What the task asks:
When you give the entries again, keep every word as it stands and drop the pictures.

Input for this task:
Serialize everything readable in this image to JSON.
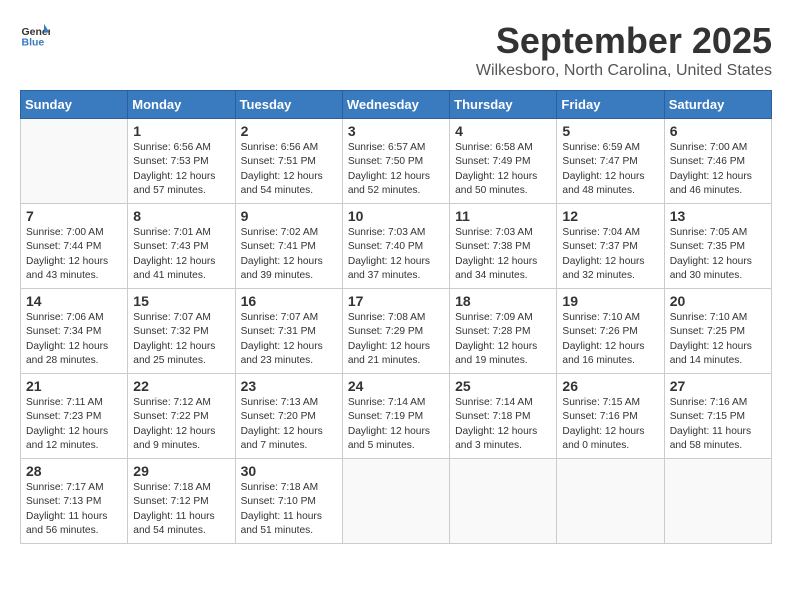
{
  "logo": {
    "general": "General",
    "blue": "Blue"
  },
  "title": "September 2025",
  "location": "Wilkesboro, North Carolina, United States",
  "weekdays": [
    "Sunday",
    "Monday",
    "Tuesday",
    "Wednesday",
    "Thursday",
    "Friday",
    "Saturday"
  ],
  "weeks": [
    [
      {
        "day": "",
        "info": ""
      },
      {
        "day": "1",
        "info": "Sunrise: 6:56 AM\nSunset: 7:53 PM\nDaylight: 12 hours\nand 57 minutes."
      },
      {
        "day": "2",
        "info": "Sunrise: 6:56 AM\nSunset: 7:51 PM\nDaylight: 12 hours\nand 54 minutes."
      },
      {
        "day": "3",
        "info": "Sunrise: 6:57 AM\nSunset: 7:50 PM\nDaylight: 12 hours\nand 52 minutes."
      },
      {
        "day": "4",
        "info": "Sunrise: 6:58 AM\nSunset: 7:49 PM\nDaylight: 12 hours\nand 50 minutes."
      },
      {
        "day": "5",
        "info": "Sunrise: 6:59 AM\nSunset: 7:47 PM\nDaylight: 12 hours\nand 48 minutes."
      },
      {
        "day": "6",
        "info": "Sunrise: 7:00 AM\nSunset: 7:46 PM\nDaylight: 12 hours\nand 46 minutes."
      }
    ],
    [
      {
        "day": "7",
        "info": "Sunrise: 7:00 AM\nSunset: 7:44 PM\nDaylight: 12 hours\nand 43 minutes."
      },
      {
        "day": "8",
        "info": "Sunrise: 7:01 AM\nSunset: 7:43 PM\nDaylight: 12 hours\nand 41 minutes."
      },
      {
        "day": "9",
        "info": "Sunrise: 7:02 AM\nSunset: 7:41 PM\nDaylight: 12 hours\nand 39 minutes."
      },
      {
        "day": "10",
        "info": "Sunrise: 7:03 AM\nSunset: 7:40 PM\nDaylight: 12 hours\nand 37 minutes."
      },
      {
        "day": "11",
        "info": "Sunrise: 7:03 AM\nSunset: 7:38 PM\nDaylight: 12 hours\nand 34 minutes."
      },
      {
        "day": "12",
        "info": "Sunrise: 7:04 AM\nSunset: 7:37 PM\nDaylight: 12 hours\nand 32 minutes."
      },
      {
        "day": "13",
        "info": "Sunrise: 7:05 AM\nSunset: 7:35 PM\nDaylight: 12 hours\nand 30 minutes."
      }
    ],
    [
      {
        "day": "14",
        "info": "Sunrise: 7:06 AM\nSunset: 7:34 PM\nDaylight: 12 hours\nand 28 minutes."
      },
      {
        "day": "15",
        "info": "Sunrise: 7:07 AM\nSunset: 7:32 PM\nDaylight: 12 hours\nand 25 minutes."
      },
      {
        "day": "16",
        "info": "Sunrise: 7:07 AM\nSunset: 7:31 PM\nDaylight: 12 hours\nand 23 minutes."
      },
      {
        "day": "17",
        "info": "Sunrise: 7:08 AM\nSunset: 7:29 PM\nDaylight: 12 hours\nand 21 minutes."
      },
      {
        "day": "18",
        "info": "Sunrise: 7:09 AM\nSunset: 7:28 PM\nDaylight: 12 hours\nand 19 minutes."
      },
      {
        "day": "19",
        "info": "Sunrise: 7:10 AM\nSunset: 7:26 PM\nDaylight: 12 hours\nand 16 minutes."
      },
      {
        "day": "20",
        "info": "Sunrise: 7:10 AM\nSunset: 7:25 PM\nDaylight: 12 hours\nand 14 minutes."
      }
    ],
    [
      {
        "day": "21",
        "info": "Sunrise: 7:11 AM\nSunset: 7:23 PM\nDaylight: 12 hours\nand 12 minutes."
      },
      {
        "day": "22",
        "info": "Sunrise: 7:12 AM\nSunset: 7:22 PM\nDaylight: 12 hours\nand 9 minutes."
      },
      {
        "day": "23",
        "info": "Sunrise: 7:13 AM\nSunset: 7:20 PM\nDaylight: 12 hours\nand 7 minutes."
      },
      {
        "day": "24",
        "info": "Sunrise: 7:14 AM\nSunset: 7:19 PM\nDaylight: 12 hours\nand 5 minutes."
      },
      {
        "day": "25",
        "info": "Sunrise: 7:14 AM\nSunset: 7:18 PM\nDaylight: 12 hours\nand 3 minutes."
      },
      {
        "day": "26",
        "info": "Sunrise: 7:15 AM\nSunset: 7:16 PM\nDaylight: 12 hours\nand 0 minutes."
      },
      {
        "day": "27",
        "info": "Sunrise: 7:16 AM\nSunset: 7:15 PM\nDaylight: 11 hours\nand 58 minutes."
      }
    ],
    [
      {
        "day": "28",
        "info": "Sunrise: 7:17 AM\nSunset: 7:13 PM\nDaylight: 11 hours\nand 56 minutes."
      },
      {
        "day": "29",
        "info": "Sunrise: 7:18 AM\nSunset: 7:12 PM\nDaylight: 11 hours\nand 54 minutes."
      },
      {
        "day": "30",
        "info": "Sunrise: 7:18 AM\nSunset: 7:10 PM\nDaylight: 11 hours\nand 51 minutes."
      },
      {
        "day": "",
        "info": ""
      },
      {
        "day": "",
        "info": ""
      },
      {
        "day": "",
        "info": ""
      },
      {
        "day": "",
        "info": ""
      }
    ]
  ]
}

Solution:
Serialize everything readable in this image to JSON.
{
  "logo": {
    "general": "General",
    "blue": "Blue"
  },
  "title": "September 2025",
  "location": "Wilkesboro, North Carolina, United States",
  "weekdays": [
    "Sunday",
    "Monday",
    "Tuesday",
    "Wednesday",
    "Thursday",
    "Friday",
    "Saturday"
  ],
  "weeks": [
    [
      {
        "day": "",
        "info": ""
      },
      {
        "day": "1",
        "info": "Sunrise: 6:56 AM\nSunset: 7:53 PM\nDaylight: 12 hours\nand 57 minutes."
      },
      {
        "day": "2",
        "info": "Sunrise: 6:56 AM\nSunset: 7:51 PM\nDaylight: 12 hours\nand 54 minutes."
      },
      {
        "day": "3",
        "info": "Sunrise: 6:57 AM\nSunset: 7:50 PM\nDaylight: 12 hours\nand 52 minutes."
      },
      {
        "day": "4",
        "info": "Sunrise: 6:58 AM\nSunset: 7:49 PM\nDaylight: 12 hours\nand 50 minutes."
      },
      {
        "day": "5",
        "info": "Sunrise: 6:59 AM\nSunset: 7:47 PM\nDaylight: 12 hours\nand 48 minutes."
      },
      {
        "day": "6",
        "info": "Sunrise: 7:00 AM\nSunset: 7:46 PM\nDaylight: 12 hours\nand 46 minutes."
      }
    ],
    [
      {
        "day": "7",
        "info": "Sunrise: 7:00 AM\nSunset: 7:44 PM\nDaylight: 12 hours\nand 43 minutes."
      },
      {
        "day": "8",
        "info": "Sunrise: 7:01 AM\nSunset: 7:43 PM\nDaylight: 12 hours\nand 41 minutes."
      },
      {
        "day": "9",
        "info": "Sunrise: 7:02 AM\nSunset: 7:41 PM\nDaylight: 12 hours\nand 39 minutes."
      },
      {
        "day": "10",
        "info": "Sunrise: 7:03 AM\nSunset: 7:40 PM\nDaylight: 12 hours\nand 37 minutes."
      },
      {
        "day": "11",
        "info": "Sunrise: 7:03 AM\nSunset: 7:38 PM\nDaylight: 12 hours\nand 34 minutes."
      },
      {
        "day": "12",
        "info": "Sunrise: 7:04 AM\nSunset: 7:37 PM\nDaylight: 12 hours\nand 32 minutes."
      },
      {
        "day": "13",
        "info": "Sunrise: 7:05 AM\nSunset: 7:35 PM\nDaylight: 12 hours\nand 30 minutes."
      }
    ],
    [
      {
        "day": "14",
        "info": "Sunrise: 7:06 AM\nSunset: 7:34 PM\nDaylight: 12 hours\nand 28 minutes."
      },
      {
        "day": "15",
        "info": "Sunrise: 7:07 AM\nSunset: 7:32 PM\nDaylight: 12 hours\nand 25 minutes."
      },
      {
        "day": "16",
        "info": "Sunrise: 7:07 AM\nSunset: 7:31 PM\nDaylight: 12 hours\nand 23 minutes."
      },
      {
        "day": "17",
        "info": "Sunrise: 7:08 AM\nSunset: 7:29 PM\nDaylight: 12 hours\nand 21 minutes."
      },
      {
        "day": "18",
        "info": "Sunrise: 7:09 AM\nSunset: 7:28 PM\nDaylight: 12 hours\nand 19 minutes."
      },
      {
        "day": "19",
        "info": "Sunrise: 7:10 AM\nSunset: 7:26 PM\nDaylight: 12 hours\nand 16 minutes."
      },
      {
        "day": "20",
        "info": "Sunrise: 7:10 AM\nSunset: 7:25 PM\nDaylight: 12 hours\nand 14 minutes."
      }
    ],
    [
      {
        "day": "21",
        "info": "Sunrise: 7:11 AM\nSunset: 7:23 PM\nDaylight: 12 hours\nand 12 minutes."
      },
      {
        "day": "22",
        "info": "Sunrise: 7:12 AM\nSunset: 7:22 PM\nDaylight: 12 hours\nand 9 minutes."
      },
      {
        "day": "23",
        "info": "Sunrise: 7:13 AM\nSunset: 7:20 PM\nDaylight: 12 hours\nand 7 minutes."
      },
      {
        "day": "24",
        "info": "Sunrise: 7:14 AM\nSunset: 7:19 PM\nDaylight: 12 hours\nand 5 minutes."
      },
      {
        "day": "25",
        "info": "Sunrise: 7:14 AM\nSunset: 7:18 PM\nDaylight: 12 hours\nand 3 minutes."
      },
      {
        "day": "26",
        "info": "Sunrise: 7:15 AM\nSunset: 7:16 PM\nDaylight: 12 hours\nand 0 minutes."
      },
      {
        "day": "27",
        "info": "Sunrise: 7:16 AM\nSunset: 7:15 PM\nDaylight: 11 hours\nand 58 minutes."
      }
    ],
    [
      {
        "day": "28",
        "info": "Sunrise: 7:17 AM\nSunset: 7:13 PM\nDaylight: 11 hours\nand 56 minutes."
      },
      {
        "day": "29",
        "info": "Sunrise: 7:18 AM\nSunset: 7:12 PM\nDaylight: 11 hours\nand 54 minutes."
      },
      {
        "day": "30",
        "info": "Sunrise: 7:18 AM\nSunset: 7:10 PM\nDaylight: 11 hours\nand 51 minutes."
      },
      {
        "day": "",
        "info": ""
      },
      {
        "day": "",
        "info": ""
      },
      {
        "day": "",
        "info": ""
      },
      {
        "day": "",
        "info": ""
      }
    ]
  ]
}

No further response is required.